Cuba’s announcement last week that its still untapped offshore oil fields may hold more than 20 billion barrels of oil has raised eyebrows among outside oil experts who say the big number is hard to believe but not out of the realm of possibility.

They said Cuba has excellent geologists, but they would like to see the findings verified by independent experts who have no stake in the Caribbean island’s oil future.

Potential reserves of 20 billion barrels or more would put Cuba in the big leagues of world oil producers and bring new prosperity to the communist-run island that imports more than half its energy needs.
(24 October 2008)
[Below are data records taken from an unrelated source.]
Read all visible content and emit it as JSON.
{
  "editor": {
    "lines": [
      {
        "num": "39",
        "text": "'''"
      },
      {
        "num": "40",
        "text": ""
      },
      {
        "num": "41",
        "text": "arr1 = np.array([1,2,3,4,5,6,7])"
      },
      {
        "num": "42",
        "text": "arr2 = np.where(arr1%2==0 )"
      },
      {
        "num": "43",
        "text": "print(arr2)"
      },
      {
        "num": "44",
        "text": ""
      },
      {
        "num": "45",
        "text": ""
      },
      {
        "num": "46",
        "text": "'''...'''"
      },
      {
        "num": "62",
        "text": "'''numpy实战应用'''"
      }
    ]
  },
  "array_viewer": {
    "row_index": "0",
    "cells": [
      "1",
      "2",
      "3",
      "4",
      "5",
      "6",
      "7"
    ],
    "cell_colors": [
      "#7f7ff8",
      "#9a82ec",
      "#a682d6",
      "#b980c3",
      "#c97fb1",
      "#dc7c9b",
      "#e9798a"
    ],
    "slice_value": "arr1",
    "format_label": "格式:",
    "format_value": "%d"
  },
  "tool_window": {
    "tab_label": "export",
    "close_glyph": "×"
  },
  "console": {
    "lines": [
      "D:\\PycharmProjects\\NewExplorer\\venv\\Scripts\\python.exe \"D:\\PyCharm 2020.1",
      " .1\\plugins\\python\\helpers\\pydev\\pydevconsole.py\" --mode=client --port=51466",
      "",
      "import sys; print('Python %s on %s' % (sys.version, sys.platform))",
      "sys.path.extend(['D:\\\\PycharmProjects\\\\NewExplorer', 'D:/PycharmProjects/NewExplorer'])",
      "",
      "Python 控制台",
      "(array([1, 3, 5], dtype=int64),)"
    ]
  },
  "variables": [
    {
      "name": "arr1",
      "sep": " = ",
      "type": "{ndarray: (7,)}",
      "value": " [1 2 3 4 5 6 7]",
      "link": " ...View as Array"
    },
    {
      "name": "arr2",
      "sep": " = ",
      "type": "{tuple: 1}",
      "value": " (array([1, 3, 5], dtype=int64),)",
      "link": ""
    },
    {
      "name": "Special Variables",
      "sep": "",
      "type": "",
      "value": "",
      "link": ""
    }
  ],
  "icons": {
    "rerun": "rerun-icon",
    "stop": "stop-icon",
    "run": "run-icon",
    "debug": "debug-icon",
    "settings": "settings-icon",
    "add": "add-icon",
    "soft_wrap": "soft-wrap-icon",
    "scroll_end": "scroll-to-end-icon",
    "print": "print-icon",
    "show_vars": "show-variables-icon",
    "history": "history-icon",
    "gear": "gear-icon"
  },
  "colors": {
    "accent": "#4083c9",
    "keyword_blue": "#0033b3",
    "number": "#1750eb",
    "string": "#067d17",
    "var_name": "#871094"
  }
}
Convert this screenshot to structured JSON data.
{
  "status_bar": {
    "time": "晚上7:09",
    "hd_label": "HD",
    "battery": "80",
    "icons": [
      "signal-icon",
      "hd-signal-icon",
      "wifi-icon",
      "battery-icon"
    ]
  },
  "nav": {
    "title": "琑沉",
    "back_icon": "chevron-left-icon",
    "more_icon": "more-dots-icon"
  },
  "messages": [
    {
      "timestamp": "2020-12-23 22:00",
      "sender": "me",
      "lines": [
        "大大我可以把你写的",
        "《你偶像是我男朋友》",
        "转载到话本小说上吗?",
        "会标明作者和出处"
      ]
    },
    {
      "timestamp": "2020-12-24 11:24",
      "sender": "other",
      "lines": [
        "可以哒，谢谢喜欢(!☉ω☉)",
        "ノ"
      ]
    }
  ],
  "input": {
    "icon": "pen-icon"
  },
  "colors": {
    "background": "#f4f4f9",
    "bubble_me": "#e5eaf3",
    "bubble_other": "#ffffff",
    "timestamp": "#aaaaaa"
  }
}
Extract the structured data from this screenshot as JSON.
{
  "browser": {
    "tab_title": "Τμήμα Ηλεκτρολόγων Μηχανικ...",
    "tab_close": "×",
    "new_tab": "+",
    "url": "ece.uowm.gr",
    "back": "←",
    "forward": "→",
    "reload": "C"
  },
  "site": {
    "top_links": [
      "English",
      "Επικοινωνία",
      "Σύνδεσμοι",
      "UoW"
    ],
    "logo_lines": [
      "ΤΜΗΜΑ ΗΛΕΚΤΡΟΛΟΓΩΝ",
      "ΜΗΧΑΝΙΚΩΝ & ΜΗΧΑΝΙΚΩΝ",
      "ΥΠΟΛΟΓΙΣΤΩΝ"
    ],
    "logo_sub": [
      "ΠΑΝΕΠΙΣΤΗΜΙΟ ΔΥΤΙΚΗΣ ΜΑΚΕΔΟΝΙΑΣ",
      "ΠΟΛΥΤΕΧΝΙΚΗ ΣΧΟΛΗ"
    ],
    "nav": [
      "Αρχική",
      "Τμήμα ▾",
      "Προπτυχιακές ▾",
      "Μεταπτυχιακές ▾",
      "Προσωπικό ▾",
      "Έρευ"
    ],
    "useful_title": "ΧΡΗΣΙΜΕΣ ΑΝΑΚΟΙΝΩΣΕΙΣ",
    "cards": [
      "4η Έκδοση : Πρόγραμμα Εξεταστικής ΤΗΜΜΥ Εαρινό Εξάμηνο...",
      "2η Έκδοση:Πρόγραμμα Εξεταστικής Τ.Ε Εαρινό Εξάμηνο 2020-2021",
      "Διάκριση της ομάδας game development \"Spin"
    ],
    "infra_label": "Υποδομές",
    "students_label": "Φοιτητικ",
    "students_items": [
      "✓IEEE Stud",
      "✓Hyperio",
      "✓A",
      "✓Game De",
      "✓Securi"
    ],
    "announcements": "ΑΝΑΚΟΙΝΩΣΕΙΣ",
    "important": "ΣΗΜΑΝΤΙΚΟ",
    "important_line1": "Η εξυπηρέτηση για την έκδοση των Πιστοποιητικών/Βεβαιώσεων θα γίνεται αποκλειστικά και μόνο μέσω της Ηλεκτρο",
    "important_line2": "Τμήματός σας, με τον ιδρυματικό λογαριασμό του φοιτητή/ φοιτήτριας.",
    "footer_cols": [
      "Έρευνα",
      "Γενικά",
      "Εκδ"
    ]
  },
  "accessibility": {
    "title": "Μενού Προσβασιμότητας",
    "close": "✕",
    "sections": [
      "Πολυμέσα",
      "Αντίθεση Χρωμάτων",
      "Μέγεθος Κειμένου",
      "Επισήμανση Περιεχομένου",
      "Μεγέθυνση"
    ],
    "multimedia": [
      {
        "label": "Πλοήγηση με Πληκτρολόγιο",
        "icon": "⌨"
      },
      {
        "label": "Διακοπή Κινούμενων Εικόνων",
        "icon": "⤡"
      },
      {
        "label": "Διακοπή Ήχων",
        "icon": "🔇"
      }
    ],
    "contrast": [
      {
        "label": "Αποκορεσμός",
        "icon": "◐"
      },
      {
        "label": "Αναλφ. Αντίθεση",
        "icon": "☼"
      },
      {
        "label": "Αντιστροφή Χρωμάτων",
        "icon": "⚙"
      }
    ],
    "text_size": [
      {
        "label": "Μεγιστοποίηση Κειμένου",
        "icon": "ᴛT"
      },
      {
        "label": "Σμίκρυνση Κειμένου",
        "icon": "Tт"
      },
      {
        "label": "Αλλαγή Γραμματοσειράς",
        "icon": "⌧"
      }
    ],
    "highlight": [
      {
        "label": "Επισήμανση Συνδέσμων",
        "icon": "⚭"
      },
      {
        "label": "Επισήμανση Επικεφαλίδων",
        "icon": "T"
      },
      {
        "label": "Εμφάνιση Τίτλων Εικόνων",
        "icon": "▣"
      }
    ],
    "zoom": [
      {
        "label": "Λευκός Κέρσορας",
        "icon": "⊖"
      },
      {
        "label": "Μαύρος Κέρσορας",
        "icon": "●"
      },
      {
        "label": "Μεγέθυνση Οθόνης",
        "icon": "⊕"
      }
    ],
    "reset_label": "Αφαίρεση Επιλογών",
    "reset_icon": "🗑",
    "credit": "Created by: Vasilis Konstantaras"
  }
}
Iran’s president under pressure

David Blair, Telegraph (UK)
Iran’s hardline president is under mounting political pressure as plummeting oil prices damage the national economy and persistent reports suggest that he may be in poor health.

… Mr Ahmadinejad, who has a reputation for being a workaholic to the point of hyperactivity, may be suffering from the strains of office.

Rapid falls in the price of oil are adding to his woes. Iran produces about 4.2 million barrels of oil every day, making its economy and national finances largely dependent on the price of crude. Yesterday, oil was trading at about $66 per barrel – less than half the peak price of $145 recorded in July.

Whenever the oil price falls by a dollar, Iran probably loses about $1 billion. The national coffers are being hit at exactly the time when Mr Ahmadinejad should be concentrating on securing another four-year term at the elections due in June.

But the president was widely unpopular even when oil prices were rising. Mr Ahmadinejad was accused of driving up inflation and damaging living standards by squandering the oil money on wasteful prestige projects.
(24 October 2008)
The Western and Iranian press don’t miss a chance in getting a dig each other. As a result, it’s hard to get a true picture. Does Iran represent a nuclear threat? Is it a failing petro-state? Is it the emerging power in the Middle East? All these contradictory themes are to be found in the news coverage. -BA

Venezuela oil price tumbles, Chavez pressured

Brian Ellsworth, Reuters
The price of Venezuelan oil fell more than 10 percent this week, boosting financial pressure on the government of leftist President Hugo Chavez whose popularity depends on oil-financed social programs.

Analysts said Chavez could survive a large oil price drop in the short term due to abundant government funds, but the socialist stalwart could face a larger-than-expected 2009 fiscal deficit amid the global financial crisis.
(24 October 2008)